4. The Beets
 – Let The Poison Out – The Beets are one of those bands that I regret not getting more into earlier on in my KLYAM career. After seeing them open for No Age at Wellesley College back in April 2009, I failed to do significant follow up research. Well, now I’d say I’m fairly well versed on the Beets; all the credit to them for infectious releases and superb live performances. Let The Poison Out works so well because it’s just so hard to not be hooked on the Beets raw rock, pop, n’ roll . It makes me want to start pounding on some drums while blasting it loudly. “Doing As I Do” and “I Think I Might Have Built A Horse” are sing-alongs like none other. 

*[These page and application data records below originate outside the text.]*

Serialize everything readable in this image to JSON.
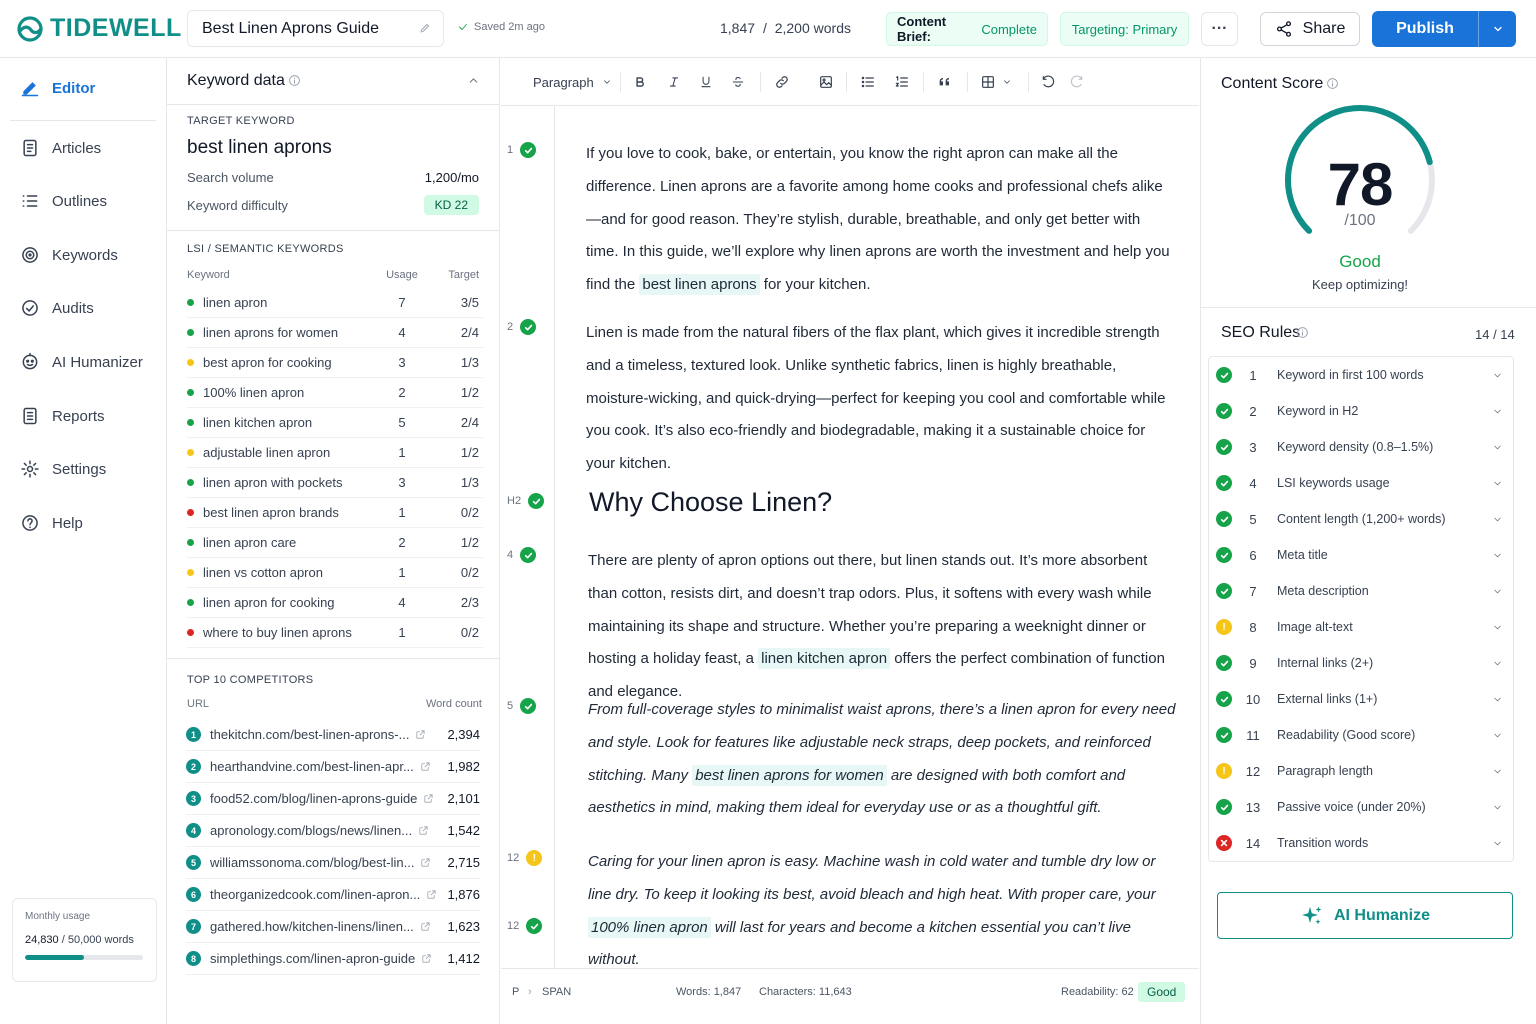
{
  "brand": {
    "name": "TIDEWELL",
    "accent": "#0f8f87",
    "primary": "#1a73d9",
    "success": "#16a34a",
    "warning": "#f5c518",
    "error": "#dc2626"
  },
  "header": {
    "doc_title": "Best Linen Aprons Guide",
    "saved": "Saved 2m ago",
    "words_current": "1,847",
    "words_sep": "/",
    "words_target": "2,200 words",
    "brief_label": "Content Brief:",
    "brief_value": "Complete",
    "targeting": "Targeting: Primary",
    "more": "···",
    "share": "Share",
    "publish": "Publish"
  },
  "sidebar": {
    "items": [
      {
        "label": "Editor",
        "icon": "edit-icon",
        "active": true
      },
      {
        "label": "Articles",
        "icon": "document-icon"
      },
      {
        "label": "Outlines",
        "icon": "list-icon"
      },
      {
        "label": "Keywords",
        "icon": "target-icon"
      },
      {
        "label": "Audits",
        "icon": "check-circle-icon"
      },
      {
        "label": "AI Humanizer",
        "icon": "robot-icon"
      },
      {
        "label": "Reports",
        "icon": "report-icon"
      },
      {
        "label": "Settings",
        "icon": "gear-icon"
      },
      {
        "label": "Help",
        "icon": "help-icon"
      }
    ],
    "usage": {
      "title": "Monthly usage",
      "used": "24,830",
      "limit": "/ 50,000 words",
      "fraction": 0.4966
    }
  },
  "keyword_panel": {
    "title": "Keyword data",
    "target_label": "TARGET KEYWORD",
    "target_keyword": "best linen aprons",
    "search_volume_label": "Search volume",
    "search_volume": "1,200/mo",
    "difficulty_label": "Keyword difficulty",
    "difficulty": "KD 22",
    "lsi_label": "LSI / SEMANTIC KEYWORDS",
    "lsi_cols": {
      "keyword": "Keyword",
      "usage": "Usage",
      "target": "Target"
    },
    "lsi": [
      {
        "kw": "linen apron",
        "usage": "7",
        "target": "3/5",
        "status": "green"
      },
      {
        "kw": "linen aprons for women",
        "usage": "4",
        "target": "2/4",
        "status": "green"
      },
      {
        "kw": "best apron for cooking",
        "usage": "3",
        "target": "1/3",
        "status": "yellow"
      },
      {
        "kw": "100% linen apron",
        "usage": "2",
        "target": "1/2",
        "status": "green"
      },
      {
        "kw": "linen kitchen apron",
        "usage": "5",
        "target": "2/4",
        "status": "green"
      },
      {
        "kw": "adjustable linen apron",
        "usage": "1",
        "target": "1/2",
        "status": "yellow"
      },
      {
        "kw": "linen apron with pockets",
        "usage": "3",
        "target": "1/3",
        "status": "green"
      },
      {
        "kw": "best linen apron brands",
        "usage": "1",
        "target": "0/2",
        "status": "red"
      },
      {
        "kw": "linen apron care",
        "usage": "2",
        "target": "1/2",
        "status": "green"
      },
      {
        "kw": "linen vs cotton apron",
        "usage": "1",
        "target": "0/2",
        "status": "yellow"
      },
      {
        "kw": "linen apron for cooking",
        "usage": "4",
        "target": "2/3",
        "status": "green"
      },
      {
        "kw": "where to buy linen aprons",
        "usage": "1",
        "target": "0/2",
        "status": "red"
      }
    ],
    "competitors_label": "TOP 10 COMPETITORS",
    "comp_cols": {
      "url": "URL",
      "wc": "Word count"
    },
    "competitors": [
      {
        "n": "1",
        "url": "thekitchn.com/best-linen-aprons-...",
        "wc": "2,394"
      },
      {
        "n": "2",
        "url": "hearthandvine.com/best-linen-apr...",
        "wc": "1,982"
      },
      {
        "n": "3",
        "url": "food52.com/blog/linen-aprons-guide",
        "wc": "2,101"
      },
      {
        "n": "4",
        "url": "apronology.com/blogs/news/linen...",
        "wc": "1,542"
      },
      {
        "n": "5",
        "url": "williamssonoma.com/blog/best-lin...",
        "wc": "2,715"
      },
      {
        "n": "6",
        "url": "theorganizedcook.com/linen-apron...",
        "wc": "1,876"
      },
      {
        "n": "7",
        "url": "gathered.how/kitchen-linens/linen...",
        "wc": "1,623"
      },
      {
        "n": "8",
        "url": "simplethings.com/linen-apron-guide",
        "wc": "1,412"
      }
    ]
  },
  "editor": {
    "block_type": "Paragraph",
    "gutter": [
      {
        "label": "1",
        "status": "ok"
      },
      {
        "label": "2",
        "status": "ok"
      },
      {
        "label": "H2",
        "status": "ok"
      },
      {
        "label": "4",
        "status": "ok"
      },
      {
        "label": "5",
        "status": "ok"
      },
      {
        "label": "12",
        "status": "warn"
      },
      {
        "label": "12",
        "status": "ok"
      }
    ],
    "p1": {
      "a": "If you love to cook, bake, or entertain, you know the right apron can make all the difference. Linen aprons are a favorite among home cooks and professional chefs alike—and for good reason. They’re stylish, durable, breathable, and only get better with time. In this guide, we’ll explore why linen aprons are worth the investment and help you find the ",
      "hl": "best linen aprons",
      "b": " for your kitchen."
    },
    "p2": "Linen is made from the natural fibers of the flax plant, which gives it incredible strength and a timeless, textured look. Unlike synthetic fabrics, linen is highly breathable, moisture-wicking, and quick-drying—perfect for keeping you cool and comfortable while you cook. It’s also eco-friendly and biodegradable, making it a sustainable choice for your kitchen.",
    "h2": "Why Choose Linen?",
    "p3": {
      "a": "There are plenty of apron options out there, but linen stands out. It’s more absorbent than cotton, resists dirt, and doesn’t trap odors. Plus, it softens with every wash while maintaining its shape and structure. Whether you’re preparing a weeknight dinner or hosting a holiday feast, a ",
      "hl": "linen kitchen apron",
      "b": " offers the perfect combination of function and elegance."
    },
    "p4": {
      "a": "From full-coverage styles to minimalist waist aprons, there’s a linen apron for every need and style. Look for features like adjustable neck straps, deep pockets, and reinforced stitching. Many ",
      "hl": "best linen aprons for women",
      "b": " are designed with both comfort and aesthetics in mind, making them ideal for everyday use or as a thoughtful gift."
    },
    "p5": {
      "a": "Caring for your linen apron is easy. Machine wash in cold water and tumble dry low or line dry. To keep it looking its best, avoid bleach and high heat. With proper care, your ",
      "hl": "100% linen apron",
      "b": " will last for years and become a kitchen essential you can’t live without."
    },
    "status": {
      "path_p": "P",
      "path_span": "SPAN",
      "words": "Words: 1,847",
      "chars": "Characters: 11,643",
      "readability": "Readability: 62",
      "read_tag": "Good"
    }
  },
  "score": {
    "title": "Content Score",
    "value": "78",
    "max": "/100",
    "fraction": 0.78,
    "label": "Good",
    "sub": "Keep optimizing!"
  },
  "seo": {
    "title": "SEO Rules",
    "count": "14 / 14",
    "rules": [
      {
        "n": "1",
        "label": "Keyword in first 100 words",
        "status": "ok"
      },
      {
        "n": "2",
        "label": "Keyword in H2",
        "status": "ok"
      },
      {
        "n": "3",
        "label": "Keyword density (0.8–1.5%)",
        "status": "ok"
      },
      {
        "n": "4",
        "label": "LSI keywords usage",
        "status": "ok"
      },
      {
        "n": "5",
        "label": "Content length (1,200+ words)",
        "status": "ok"
      },
      {
        "n": "6",
        "label": "Meta title",
        "status": "ok"
      },
      {
        "n": "7",
        "label": "Meta description",
        "status": "ok"
      },
      {
        "n": "8",
        "label": "Image alt-text",
        "status": "warn"
      },
      {
        "n": "9",
        "label": "Internal links (2+)",
        "status": "ok"
      },
      {
        "n": "10",
        "label": "External links (1+)",
        "status": "ok"
      },
      {
        "n": "11",
        "label": "Readability (Good score)",
        "status": "ok"
      },
      {
        "n": "12",
        "label": "Paragraph length",
        "status": "warn"
      },
      {
        "n": "13",
        "label": "Passive voice (under 20%)",
        "status": "ok"
      },
      {
        "n": "14",
        "label": "Transition words",
        "status": "error"
      }
    ],
    "humanize": "AI Humanize"
  }
}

5. Mikal Cronin
 – Mikal Cronin – You can tell this guy has spent some quality time hanging around Ty Segall. Not to say he hasn’t spent quality time with other musicians. The Moonhearts are nice. Well anyway, this album really captivated me as it fits in perfectly on a scale of Ty and Thee Oh Sees. Like those folks’ records, Mikal Cronin is quite instantaneously hooky (with like two exceptions, but those are still real good). Picking favorites is a challenge. I love “Situation” a great deal, because right from the get-go it is extremely fun. The San Fran rock ‘n roll region had quite a 2011.

Honorable Mentions

Shannon and the Clams – Sleep Talk
The Orwells – Remember When
Thee Oh Sees – Castlemania
Girls – Father, Son, Holy Ghost
Natural Child 1971
Mark Sultan Whatever I Want
The Hussy Cement Tomb Mind Control
Davila 666 Tan Bajo